Stepping up and meeting the responsibility of being a positive influence in the world can be done. Think of the kiddush HaShem involved in Israel's setting up emergency hospitals in Haiti after the earthquake and so many other places all over the world. Think of the Jewish businessmen who have made the national news by restoring retirement packages or providing bonuses to their workers totaling millions of dollars.
Sometimes the world we influence is much smaller. In many Jewish neighborhoods there are elderly widows and widowers living among the majority of young families. The quantity and quality of giving to them is beyond description. Just a few examples, barely skimming the surface: flowers, home-baked challa and soup distributed weekly (along with a visit), block wide birthday parties, snowshoveling, hospital visits, home repairs, rides to and from doctors, picking up medicine at the pharmacy, Shabbos and Yom Tov meals. What incredible kiddush HaShem has been engendered by these acts of chessed. The attitudes of these seniors toward their more observant neighbors moved from wariness to love and respect. Their adult children and grandchildren have been able to see the beauty of the Torah lifestyle.
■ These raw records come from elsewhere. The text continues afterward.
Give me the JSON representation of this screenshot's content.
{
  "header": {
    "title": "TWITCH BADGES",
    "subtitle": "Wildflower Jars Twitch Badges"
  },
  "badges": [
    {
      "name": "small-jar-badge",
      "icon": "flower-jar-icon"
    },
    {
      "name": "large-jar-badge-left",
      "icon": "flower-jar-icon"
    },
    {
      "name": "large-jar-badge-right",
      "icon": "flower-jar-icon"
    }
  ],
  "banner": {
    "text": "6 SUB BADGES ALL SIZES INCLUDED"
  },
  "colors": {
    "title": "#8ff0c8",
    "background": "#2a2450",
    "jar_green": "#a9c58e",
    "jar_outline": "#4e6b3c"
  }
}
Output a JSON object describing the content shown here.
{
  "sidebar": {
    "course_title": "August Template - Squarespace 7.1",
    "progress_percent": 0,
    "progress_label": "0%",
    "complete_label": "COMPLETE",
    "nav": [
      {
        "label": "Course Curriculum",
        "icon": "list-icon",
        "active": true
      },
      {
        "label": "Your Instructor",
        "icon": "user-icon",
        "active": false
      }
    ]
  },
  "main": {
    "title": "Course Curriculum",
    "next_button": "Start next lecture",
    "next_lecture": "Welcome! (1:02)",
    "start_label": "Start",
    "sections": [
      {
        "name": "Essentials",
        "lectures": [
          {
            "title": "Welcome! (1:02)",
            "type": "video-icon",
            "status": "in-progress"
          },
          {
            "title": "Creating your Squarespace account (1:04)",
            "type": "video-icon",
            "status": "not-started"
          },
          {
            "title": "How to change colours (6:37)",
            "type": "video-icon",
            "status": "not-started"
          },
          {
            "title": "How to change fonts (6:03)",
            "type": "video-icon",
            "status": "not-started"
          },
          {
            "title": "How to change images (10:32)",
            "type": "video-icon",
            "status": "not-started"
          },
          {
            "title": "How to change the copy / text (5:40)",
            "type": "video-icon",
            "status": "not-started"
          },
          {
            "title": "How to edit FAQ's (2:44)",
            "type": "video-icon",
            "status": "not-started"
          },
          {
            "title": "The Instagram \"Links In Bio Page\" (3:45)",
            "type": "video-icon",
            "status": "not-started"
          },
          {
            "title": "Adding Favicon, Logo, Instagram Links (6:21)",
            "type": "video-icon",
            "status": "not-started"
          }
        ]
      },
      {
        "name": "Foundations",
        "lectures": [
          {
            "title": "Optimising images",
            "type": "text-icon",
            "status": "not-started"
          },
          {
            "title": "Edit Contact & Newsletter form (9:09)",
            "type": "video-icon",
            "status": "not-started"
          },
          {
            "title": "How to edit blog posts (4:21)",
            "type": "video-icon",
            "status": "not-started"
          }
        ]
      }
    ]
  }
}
And, think of the positive influence on our own children, who can see the splendor of chessed, giving to others.
It is empowering to hear of wonderful things we Jews do in the name of Torah, whether they are world events that make the news or "smaller" acts on an individual level. Could we all share something that we have heard about or seen that inspire us or have had a positive influence on us?
How might we achieve the appropriate balance between pride-on a personal or national level-and vanity or conceit?
Stretch of the Week:
Share something inspirational with someone in order to instill a pride in being Jewish.